If they could patch the game in 2 weeks, to the level of quality it is now, why bring the release date forward 2 weeks? It’s ridiculous.
And in many ways, I suspect some of the worst reviews wanted to sting the companies for releasing a product that wasn’t where it should be. Of course, that didn’t stop Fallout: New Vegas receiving rave reviews (unless you stop by Rock, Paper, Shotgun). Bethesda seem to have a habit of pushing products out the door and patching later.
Thankfully, I only experienced frame rate issues, which I fixed within a couple of days; ATI were on the ball and I know how to over clock my system.
Although, I do know of several review sites which held off on a review because of the bugs, so why shouldn’t others? (or is that not fair?)
Ultimately, poor reviews won’t mean a damn thing – this is a multiplayer game, and will thrive upon the simple fact that if people are enjoying it, their friends will want to join them. A rocky start does not inhibit the growth of a high quality multiplayer game due to the fundamentally social nature of MP gaming.
Your reasonings are good, and I find I trust your judgement, Lewis. I look forward to oneday being able to play this.
To my shame, I have around 300 hours with TF2 myself, and probably as many as 100 with Bad Company 2, at least.. I know I could do something far more worthwhile with the time I spent in these games. In theory. Heh, how do you feel about the time you’ve given these games? Any regrets, or justifications?
Very nice, Lewis. A different perspective from most reviewers is one thing, but a different perspective that you back up with evidence is to be treasured.
I’m a big fan of team-based shooters, but I much prefer playing with actual friends than with strangers. Left 4 Dead did a good job of ensuring team unity for a while (though my own personal exuberance and reckless enthusiasm got me thrown off most teams), but TF2 never fully did it for me. I always prefer co-op (or versus in a team setting) to straight-up versus, and it sounds like Brink really does a good job with the team stuff. That’s not something that builds itself, you have to know what you’re doing.

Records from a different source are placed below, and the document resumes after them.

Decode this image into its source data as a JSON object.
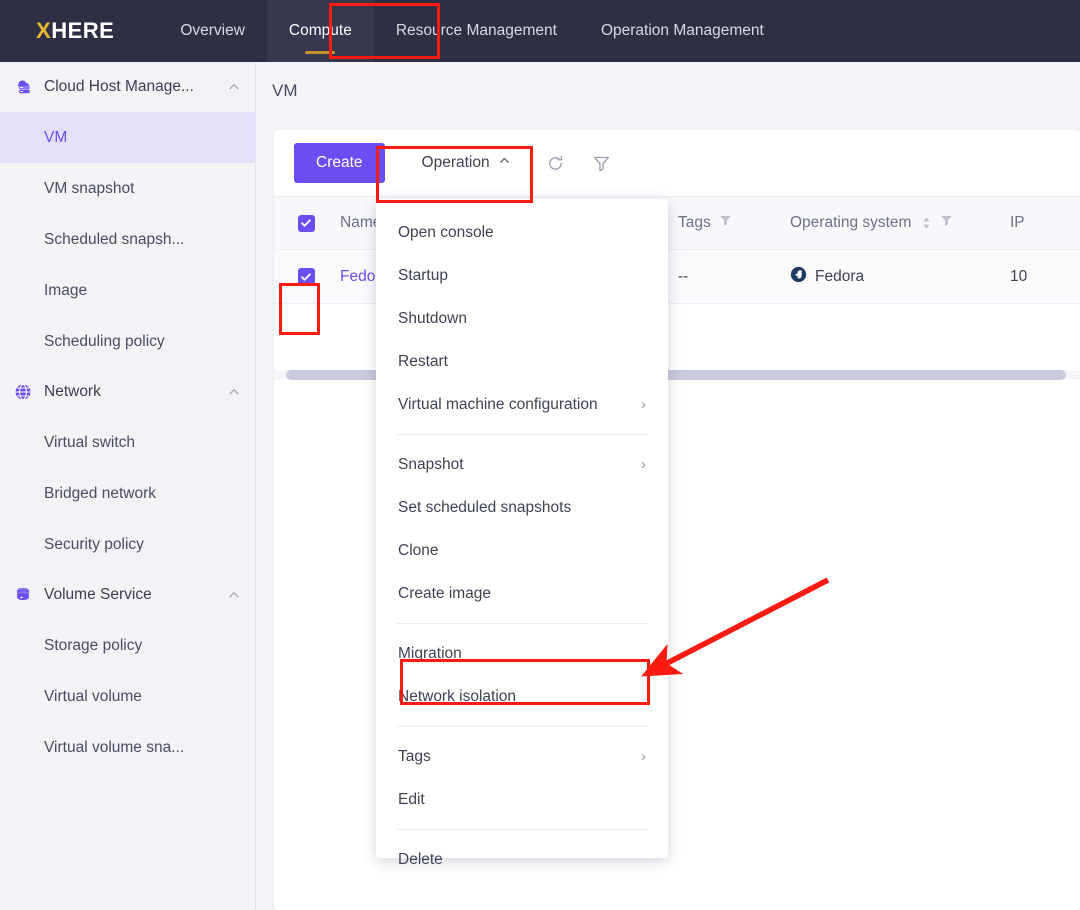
{
  "brand": {
    "prefix": "X",
    "rest": "HERE"
  },
  "topnav": {
    "tabs": [
      {
        "label": "Overview",
        "active": false
      },
      {
        "label": "Compute",
        "active": true
      },
      {
        "label": "Resource Management",
        "active": false
      },
      {
        "label": "Operation Management",
        "active": false
      }
    ]
  },
  "sidebar": {
    "groups": [
      {
        "label": "Cloud Host Manage...",
        "icon": "cloud-server-icon",
        "expanded": true,
        "items": [
          {
            "label": "VM",
            "active": true
          },
          {
            "label": "VM snapshot",
            "active": false
          },
          {
            "label": "Scheduled snapsh...",
            "active": false
          },
          {
            "label": "Image",
            "active": false
          },
          {
            "label": "Scheduling policy",
            "active": false
          }
        ]
      },
      {
        "label": "Network",
        "icon": "globe-icon",
        "expanded": true,
        "items": [
          {
            "label": "Virtual switch",
            "active": false
          },
          {
            "label": "Bridged network",
            "active": false
          },
          {
            "label": "Security policy",
            "active": false
          }
        ]
      },
      {
        "label": "Volume Service",
        "icon": "database-icon",
        "expanded": true,
        "items": [
          {
            "label": "Storage policy",
            "active": false
          },
          {
            "label": "Virtual volume",
            "active": false
          },
          {
            "label": "Virtual volume sna...",
            "active": false
          }
        ]
      }
    ]
  },
  "breadcrumb": {
    "title": "VM"
  },
  "toolbar": {
    "create_label": "Create",
    "operation_label": "Operation",
    "operation_caret": "chevron-up-icon",
    "refresh_icon": "refresh-icon",
    "filter_icon": "filter-icon"
  },
  "table": {
    "headers": {
      "name": "Name",
      "tags": "Tags",
      "operating_system": "Operating system",
      "ip": "IP"
    },
    "rows": [
      {
        "selected": true,
        "name": "Fedora-",
        "tags": "--",
        "os": "Fedora",
        "os_icon": "fedora-icon",
        "ip": "10"
      }
    ],
    "header_checkbox_checked": true
  },
  "operation_menu": {
    "items": [
      {
        "label": "Open console",
        "submenu": false,
        "separator_after": false
      },
      {
        "label": "Startup",
        "submenu": false,
        "separator_after": false
      },
      {
        "label": "Shutdown",
        "submenu": false,
        "separator_after": false
      },
      {
        "label": "Restart",
        "submenu": false,
        "separator_after": false
      },
      {
        "label": "Virtual machine configuration",
        "submenu": true,
        "separator_after": true
      },
      {
        "label": "Snapshot",
        "submenu": true,
        "separator_after": false
      },
      {
        "label": "Set scheduled snapshots",
        "submenu": false,
        "separator_after": false
      },
      {
        "label": "Clone",
        "submenu": false,
        "separator_after": false
      },
      {
        "label": "Create image",
        "submenu": false,
        "separator_after": true
      },
      {
        "label": "Migration",
        "submenu": false,
        "separator_after": false
      },
      {
        "label": "Network isolation",
        "submenu": false,
        "separator_after": true
      },
      {
        "label": "Tags",
        "submenu": true,
        "separator_after": false
      },
      {
        "label": "Edit",
        "submenu": false,
        "separator_after": true
      },
      {
        "label": "Delete",
        "submenu": false,
        "separator_after": false
      }
    ],
    "submenu_marker": "›"
  },
  "annotations": {
    "highlight_color": "#fc1b11",
    "boxes": [
      {
        "target": "Compute"
      },
      {
        "target": "Operation"
      },
      {
        "target": "row-checkbox"
      },
      {
        "target": "Network isolation"
      }
    ],
    "arrow": {
      "points_to": "Network isolation"
    }
  },
  "colors": {
    "nav_background": "#2e2f45",
    "nav_active_background": "#37384f",
    "nav_underline": "#c9912f",
    "brand_accent": "#e8b830",
    "primary": "#6c4df0",
    "sidebar_background": "#f2f2f7",
    "sidebar_active_background": "#e3e0fa"
  }
}
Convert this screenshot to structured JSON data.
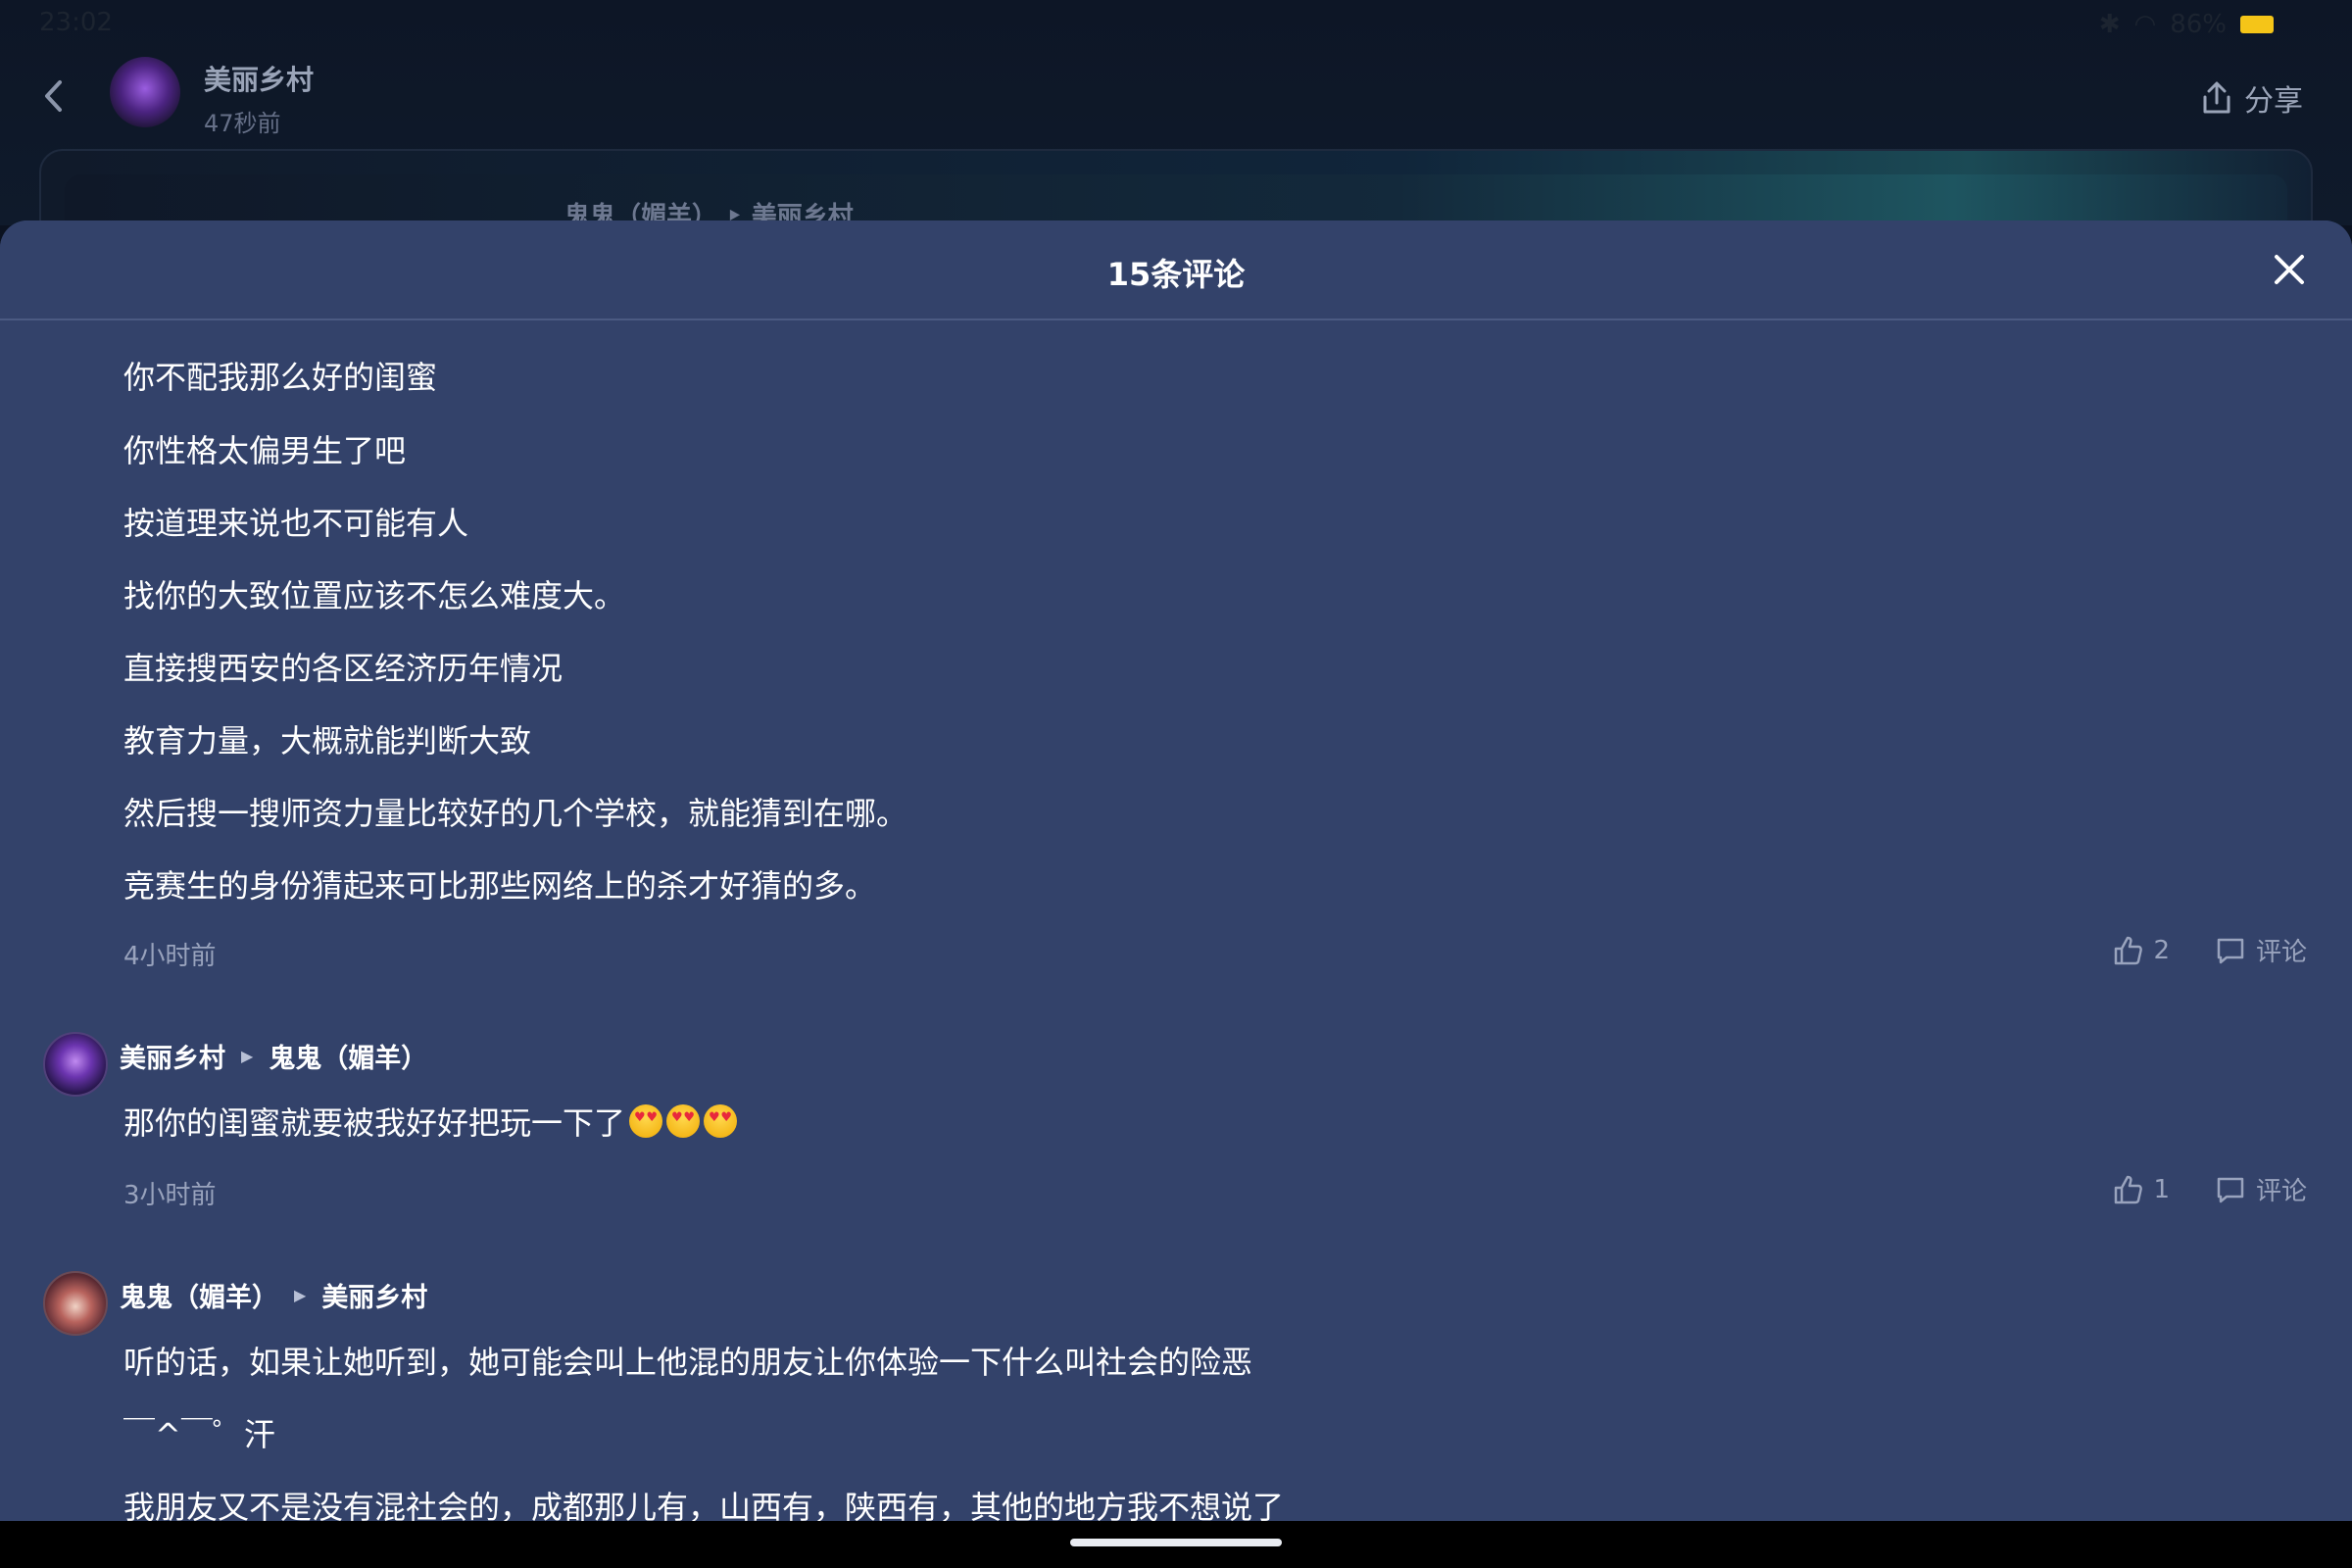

Terrain and body awareness are a pet peeve of mine as well. If I look down, I want feet. And if the terrain varies, I want variance in my movement… something that I must participate in to really be graceful, but not so involved that every crate and pipe becomes a Quick Time Event. Mirror’s Edge did it really well, so your description of SMART intrigues me.
Lewis, you promised you’d tell me when to buy Brink, so I wait on your command. In the meantime, great review!
@ Steerpike, I’d probably suggest to buy now as a new expansion pack is due in a few days which brings new maps, weapons, ranks and customisations. You can pick up a copy for £20.
As for seeing your feet, sadly you don’t in Brink (I find that odd) but I’ve only just noticed after you raised it. I must admit I’m a lover of seeing a body. It makes you feel much more grounded.
@ Jakkar, I have no regrets for the length of time I’ve spent in Team Fortress 2 and BC2 as I’ve spent more time playing Pokemon and every other MMOG I’ve ever played. I’m a competitive person; you don’t get to be good at games by shirking! 😉
Bethesda and Splash Damage should have just waited, why do developers and publishers not see how critical the initial release is.